Engendering exclusion in Senegal’s democratic decentralization: Subordinating women through participatory natural resource management

As stated in the Abstract, “this dissertation demonstrates how external agency participatory programs with village committees and how multi-party competition and rivalries have undermined women's decision making and access to forest resources and land in a rural Senegalese community. Using a participatory approach based on "village committees" in Malidino Biodiversity Reserve, the World Bank and Senegal forest service have bestowed discretionary power on traditional leaders and on local elected officials. This transfer of powers to actors with questionable democratic legitimacy exacerbated divisions among political parties, consequently intensifying ethnic, kinship, and gender cleavages. In Dialakoto Rural Council, multi-party competition combined with the electoral system, party system, political culture, and cultural norms, have encouraged factionalism and petty rivalries while suppressing important issues such as gender equity, accountability, and responsiveness.”
Auteur: 
Bandiaky, Solange
Année: 

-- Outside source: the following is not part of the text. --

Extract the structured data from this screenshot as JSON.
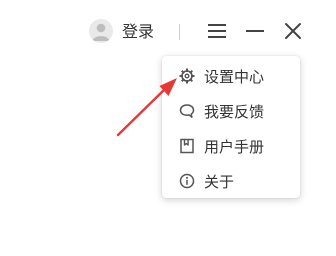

2008
Source publication: 
Worcester, Massachusetts:Clark University, PhD dissertation (286 pages)